I think we are learning that we can do more with fillers than with one-sized implants.
4 How much of your practice is cosmetic?
5 What is the secret to your success?
More than ever, what drives our practice is the staff that we have. It all comes down to your people. We have an amazing staff. There are 45 people working at the Williams Center today.
6 Has social media affected your practice?
Yes. Social media is influencing the procedures that our patients are pursuing. People are seeing themselves on their friends’ Facebook pages and saying, “I saw my nose. It’s time.” They don’t have control of their photos anymore. You can’t just throw a bad picture away. Instead, you are tagged and your photo shows up on many people’s Facebook pages or Instagram accounts.
7 You are very involved in the AAFPRS and always have been. Does that take its toll on your practice?
No, I make sure I have time for both. It’s an important part of giving back and building our organization.
8 What is your charity of record?
We are very involved in FACE TO FACE: The National Domestic Violence Project, which is an AAFPRS initiative. Every April, we have a fun night out for women where we raise awareness and money for victims of domestic violence. We give half of the proceeds to a local women’s shelter and half to the Academy. My whole staff rallies behind this in an incredible way.
9 What keeps you so grounded?
Not losing sight of my family. I always make my family and getting home for dinner a priority.
10 As the father of teen girls, how do you feel about teen plastic surgery?
There has been a lot of publicity and press in the past 10 years about teen plastic surgery. It really depends on the procedure. If my daughter came to talk to me about a breast augmentation at 16, I would tell her to do it when she can pay for it. I do perform otoplasty on 4- or 5-year-olds, but I certainly wouldn’t push it on a kid. If a mom and daughter come in and the mother is pushing for a rhinoplasty, but her daughter has mixed feelings, I say, “Come back when your child wants it.” n

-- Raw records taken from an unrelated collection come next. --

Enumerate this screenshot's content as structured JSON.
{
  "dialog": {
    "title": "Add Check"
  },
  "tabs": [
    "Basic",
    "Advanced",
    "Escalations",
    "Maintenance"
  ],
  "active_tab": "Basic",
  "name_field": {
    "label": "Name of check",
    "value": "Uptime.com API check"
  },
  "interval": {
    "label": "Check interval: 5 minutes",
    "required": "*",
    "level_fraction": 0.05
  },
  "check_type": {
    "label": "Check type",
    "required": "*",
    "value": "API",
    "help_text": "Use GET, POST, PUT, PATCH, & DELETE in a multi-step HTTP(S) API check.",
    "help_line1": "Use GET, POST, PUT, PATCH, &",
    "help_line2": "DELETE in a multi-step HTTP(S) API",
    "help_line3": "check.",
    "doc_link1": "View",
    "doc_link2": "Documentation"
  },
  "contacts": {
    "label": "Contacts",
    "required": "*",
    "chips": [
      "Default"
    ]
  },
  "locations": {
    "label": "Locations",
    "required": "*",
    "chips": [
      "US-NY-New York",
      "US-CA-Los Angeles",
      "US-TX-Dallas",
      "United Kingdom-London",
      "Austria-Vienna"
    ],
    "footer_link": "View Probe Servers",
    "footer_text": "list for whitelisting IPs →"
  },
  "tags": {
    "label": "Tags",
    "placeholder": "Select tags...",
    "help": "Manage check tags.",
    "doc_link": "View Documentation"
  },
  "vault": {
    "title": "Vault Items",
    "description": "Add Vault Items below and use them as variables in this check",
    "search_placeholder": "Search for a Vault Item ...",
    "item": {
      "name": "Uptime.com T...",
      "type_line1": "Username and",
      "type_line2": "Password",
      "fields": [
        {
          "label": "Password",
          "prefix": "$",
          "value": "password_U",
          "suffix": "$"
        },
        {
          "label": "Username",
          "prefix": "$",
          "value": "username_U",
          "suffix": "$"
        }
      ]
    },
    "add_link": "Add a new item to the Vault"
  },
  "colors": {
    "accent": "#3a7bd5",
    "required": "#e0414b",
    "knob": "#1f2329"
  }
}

Denise Mann is the editor of Plastic Surgery Practice. She can be reached at firstname.lastname@example.org.